During the early days of the coronavirus pandemic, videoconferencing for work and socializing was popular, but as we settled into this new reality, we became less interested and it was harder to focus, according to a new study from Microsoft.

The study, Microsoft’s Work Trend Index, concluded that remote work is here to say in at least some capacity. However, videoconferencing, one of the main tools used to facilitate remote work, makes it hard to collaborate and focus.

The study was released simultaneous to a litany of new features to Microsoft Teams that aim to combat fatigue and productivity challenges associated with remote work.

Read Next: Here’s a Videoconferencing Etiquette Guide We Should All Follow
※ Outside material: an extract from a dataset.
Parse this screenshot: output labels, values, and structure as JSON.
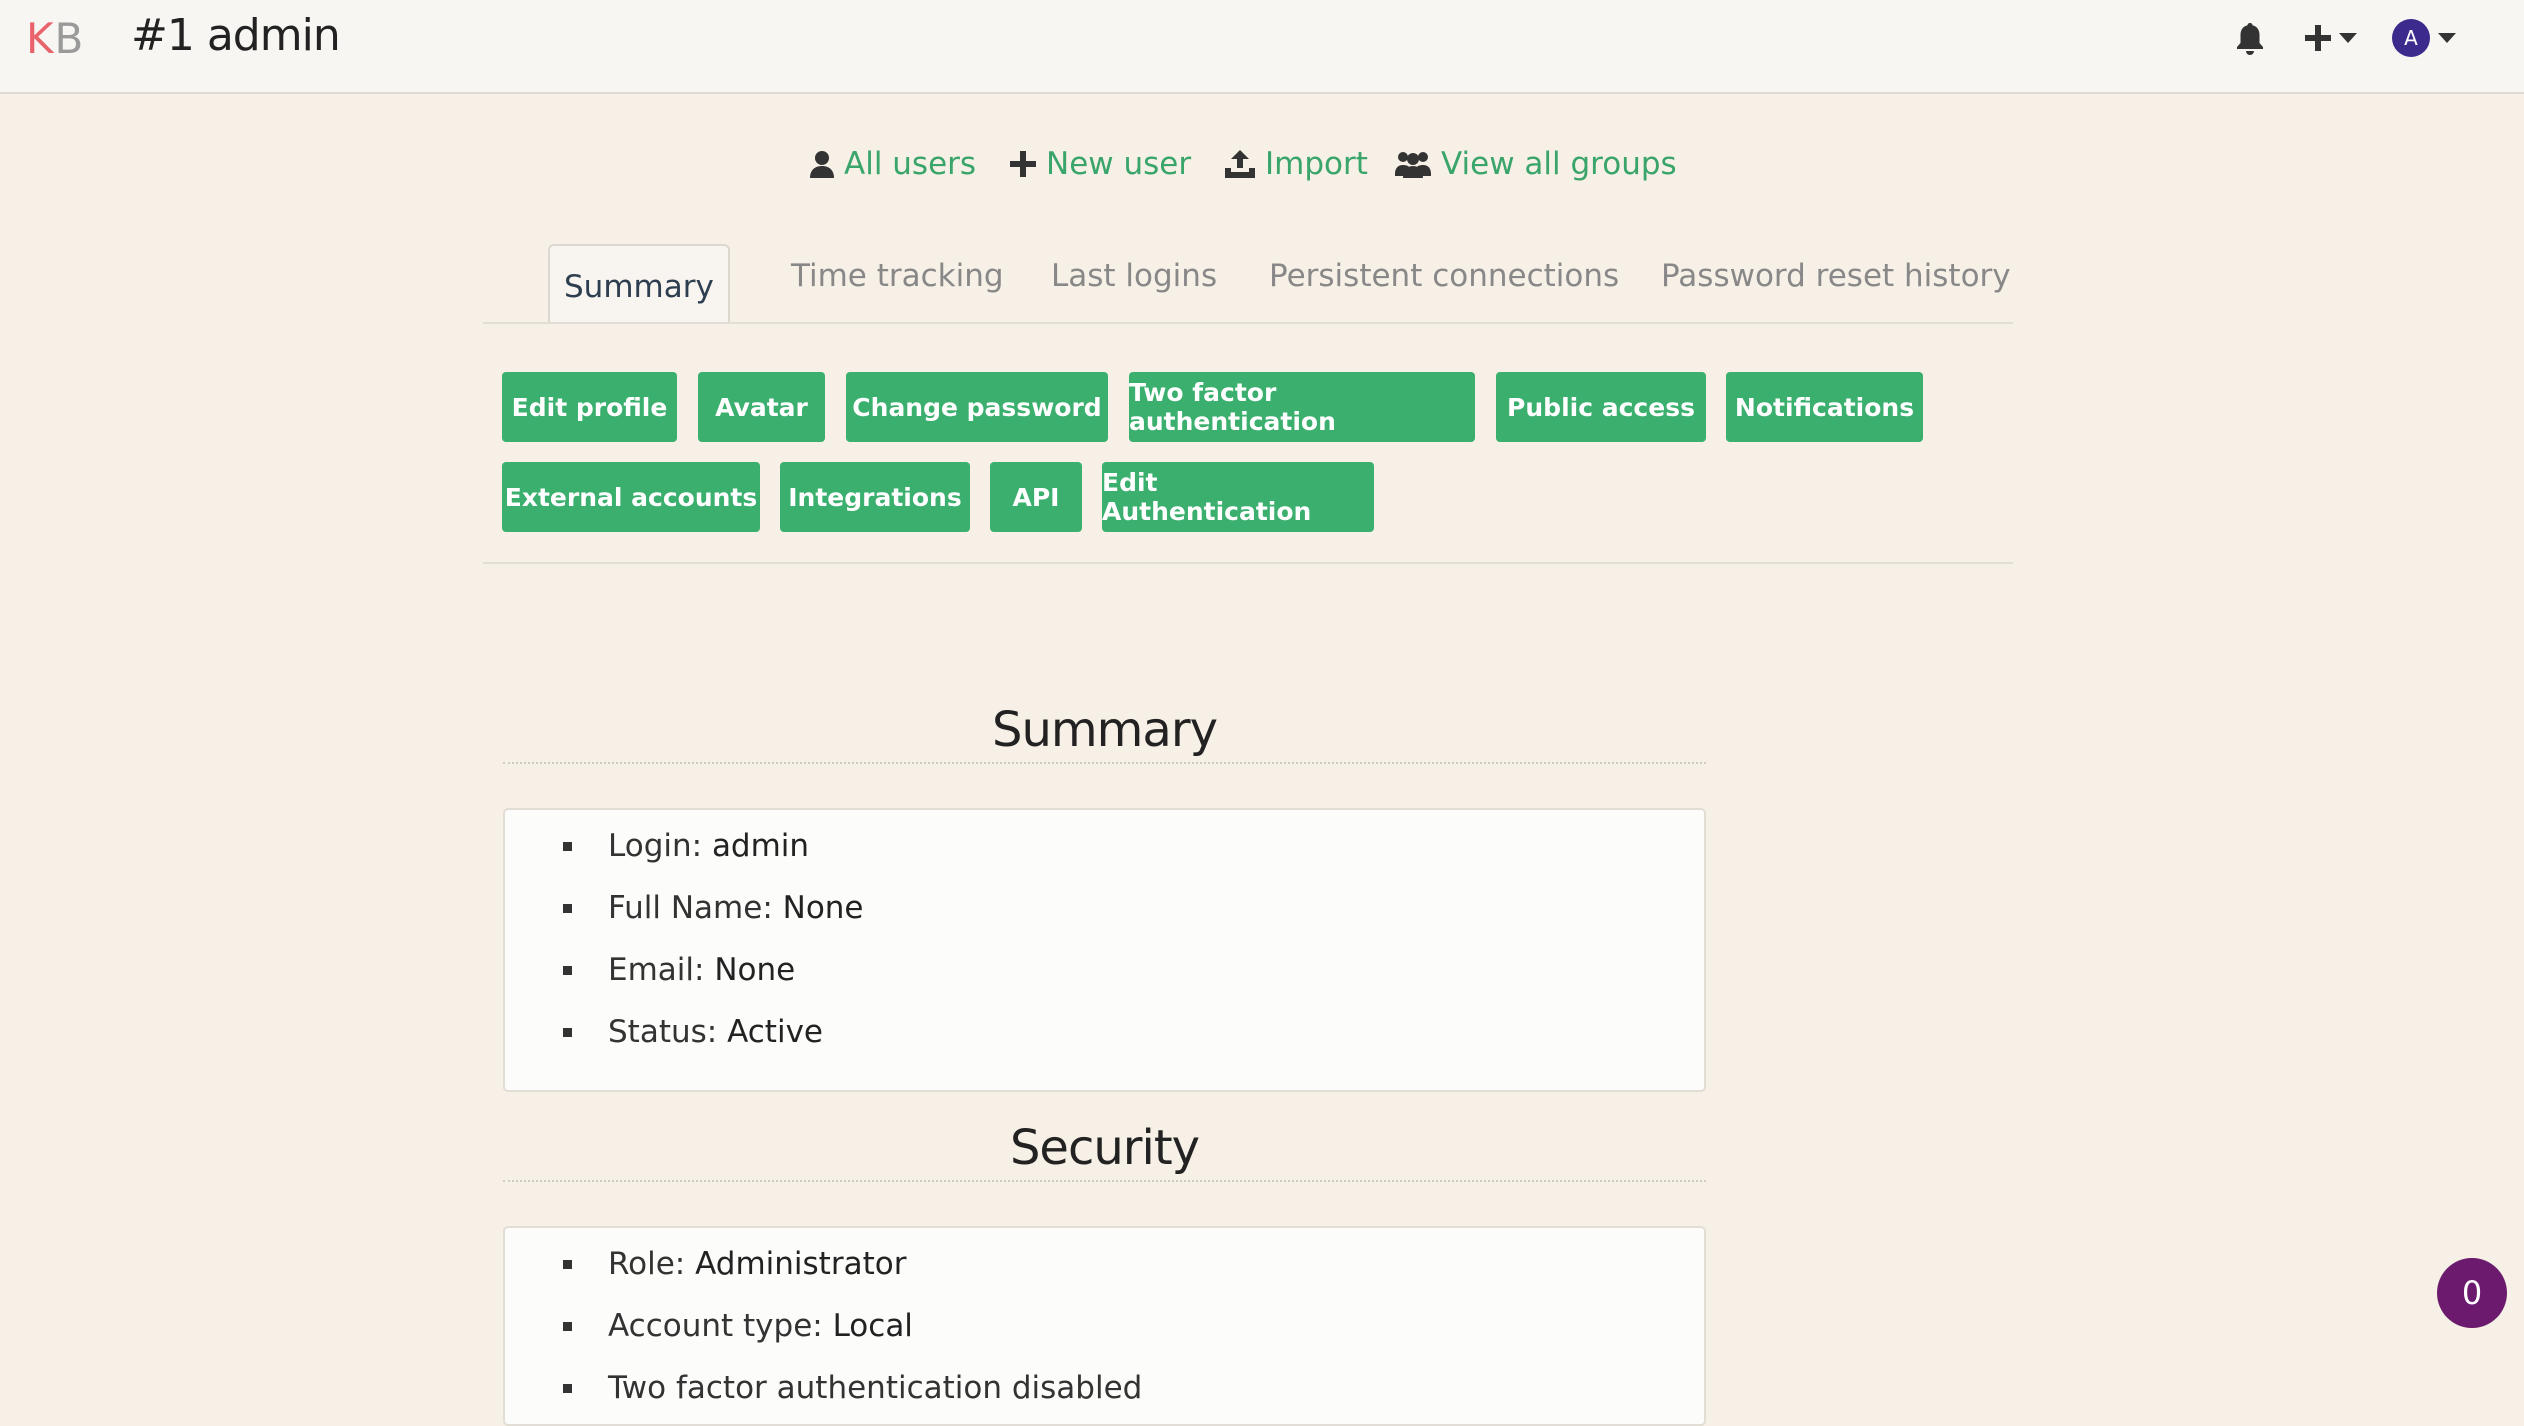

Those features include a new Together mode that uses AI segmentation to digitaly place people in a shared background, dynamic view, a deeper Cortana integration, live reactions, suggested replies and more.

In one study, Microsoft found that virtual collaboration was less productive and in-person collaboration. However, returning to in-person work may be more difficult than we expect.

In a second study, however, the company found that videoconferencing meetings lead to higher levels of stress and fatigue about 30 minutes into any meeting.

The research suggests several factors lead to this sense of meeting fatigue: having to focus continuously on the screen to extract relevant information and stay engaged; reduced non-verbal cues that help you read the room or know whose turn it is to talk; and screen sharing with very little view of the people you are interacting with.

There are several recent studies that conclude most U.S. workers want to retain the flexibility of remote work even after the coronavirus crisis is over. Some organizations have even said they plan to keep some of their workforce in a remote setting to realize the cost savings associated with a smaller office.

Now, the onus is on AV integrators to work with technology providers to adapt to this new reality of constant virtual collaboration and make videoconferencing less of a chore.

CoronaVirus Update